• _PROBLEM STATEMENT_
In the entries, find all lines that hold the word "icon" and copy them.

Collection entries
-- Opening Marker --

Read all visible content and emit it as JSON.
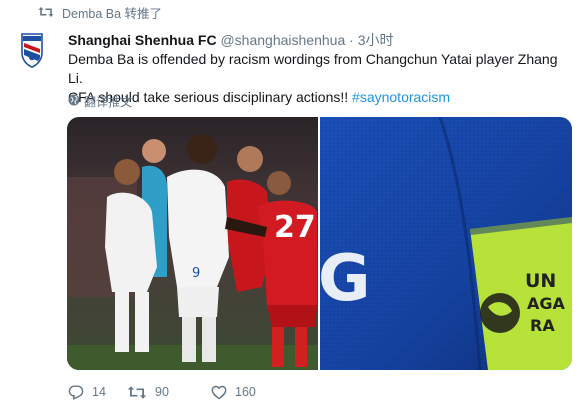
{
  "retweet_context": {
    "icon": "retweet-icon",
    "text": "Demba Ba 转推了"
  },
  "tweet": {
    "author_name": "Shanghai Shenhua FC",
    "author_handle": "@shanghaishenhua",
    "separator": " · ",
    "time": "3小时",
    "text_line1": "Demba Ba is offended by racism wordings from Changchun Yatai player Zhang Li.",
    "text_line2_prefix": "CFA should take serious disciplinary actions!! ",
    "hashtag": "#saynotoracism",
    "translate_label": "翻译推文",
    "translate_icon": "globe-icon"
  },
  "media": {
    "left_photo": {
      "jersey_number": "27",
      "shorts_number": "9"
    },
    "right_photo": {
      "armband_text": [
        "UN",
        "AGA",
        "RA"
      ],
      "jersey_letter": "G"
    }
  },
  "actions": {
    "reply_count": "14",
    "retweet_count": "90",
    "like_count": "160"
  },
  "colors": {
    "link": "#1b95e0",
    "muted": "#657786",
    "shenhua_blue": "#1d4fa3",
    "opponent_red": "#c8161d",
    "armband_green": "#b6e23a"
  }
}
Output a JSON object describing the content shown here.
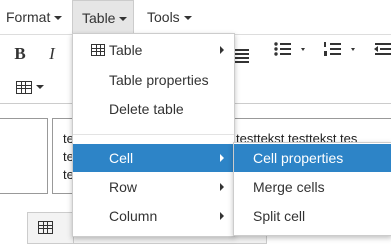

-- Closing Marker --

• _EXERCISE OUTPUT_
    "icon": "retweet-icon",
    "translate_icon": "globe-icon"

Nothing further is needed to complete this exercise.